[[ Data for review, beginning ]]

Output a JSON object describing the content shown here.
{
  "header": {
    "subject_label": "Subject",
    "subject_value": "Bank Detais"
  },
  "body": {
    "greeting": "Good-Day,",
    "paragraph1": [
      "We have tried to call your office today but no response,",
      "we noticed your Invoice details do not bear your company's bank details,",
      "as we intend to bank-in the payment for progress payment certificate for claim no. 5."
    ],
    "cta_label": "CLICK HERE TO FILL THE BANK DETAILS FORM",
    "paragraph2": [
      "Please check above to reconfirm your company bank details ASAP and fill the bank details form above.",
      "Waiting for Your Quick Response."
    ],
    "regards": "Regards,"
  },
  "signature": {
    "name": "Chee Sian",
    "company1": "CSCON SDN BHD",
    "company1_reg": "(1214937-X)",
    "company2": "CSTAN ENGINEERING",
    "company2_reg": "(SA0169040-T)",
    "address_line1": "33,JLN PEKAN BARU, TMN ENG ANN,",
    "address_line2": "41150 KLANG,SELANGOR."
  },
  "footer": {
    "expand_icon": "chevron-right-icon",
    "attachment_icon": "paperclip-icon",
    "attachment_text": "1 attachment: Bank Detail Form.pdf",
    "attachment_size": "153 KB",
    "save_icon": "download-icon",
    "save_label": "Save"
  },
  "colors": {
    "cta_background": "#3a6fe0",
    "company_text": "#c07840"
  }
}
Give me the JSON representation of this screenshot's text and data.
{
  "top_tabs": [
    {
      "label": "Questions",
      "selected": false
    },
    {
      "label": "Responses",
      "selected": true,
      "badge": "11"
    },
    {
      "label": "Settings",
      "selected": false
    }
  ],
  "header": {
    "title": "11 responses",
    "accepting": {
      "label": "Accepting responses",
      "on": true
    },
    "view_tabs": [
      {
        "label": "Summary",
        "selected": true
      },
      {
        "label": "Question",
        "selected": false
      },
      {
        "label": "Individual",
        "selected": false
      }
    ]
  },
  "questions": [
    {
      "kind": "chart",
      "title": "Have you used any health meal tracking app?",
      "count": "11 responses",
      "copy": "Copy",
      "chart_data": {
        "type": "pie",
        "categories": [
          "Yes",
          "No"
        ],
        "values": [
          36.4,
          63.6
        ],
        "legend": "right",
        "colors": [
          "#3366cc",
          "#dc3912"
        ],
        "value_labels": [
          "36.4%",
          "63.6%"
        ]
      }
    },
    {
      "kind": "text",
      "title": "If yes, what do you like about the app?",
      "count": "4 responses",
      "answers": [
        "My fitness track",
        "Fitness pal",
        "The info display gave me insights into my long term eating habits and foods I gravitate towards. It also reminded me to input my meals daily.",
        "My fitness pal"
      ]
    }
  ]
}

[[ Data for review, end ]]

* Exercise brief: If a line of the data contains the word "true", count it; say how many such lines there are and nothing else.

* Task result: 3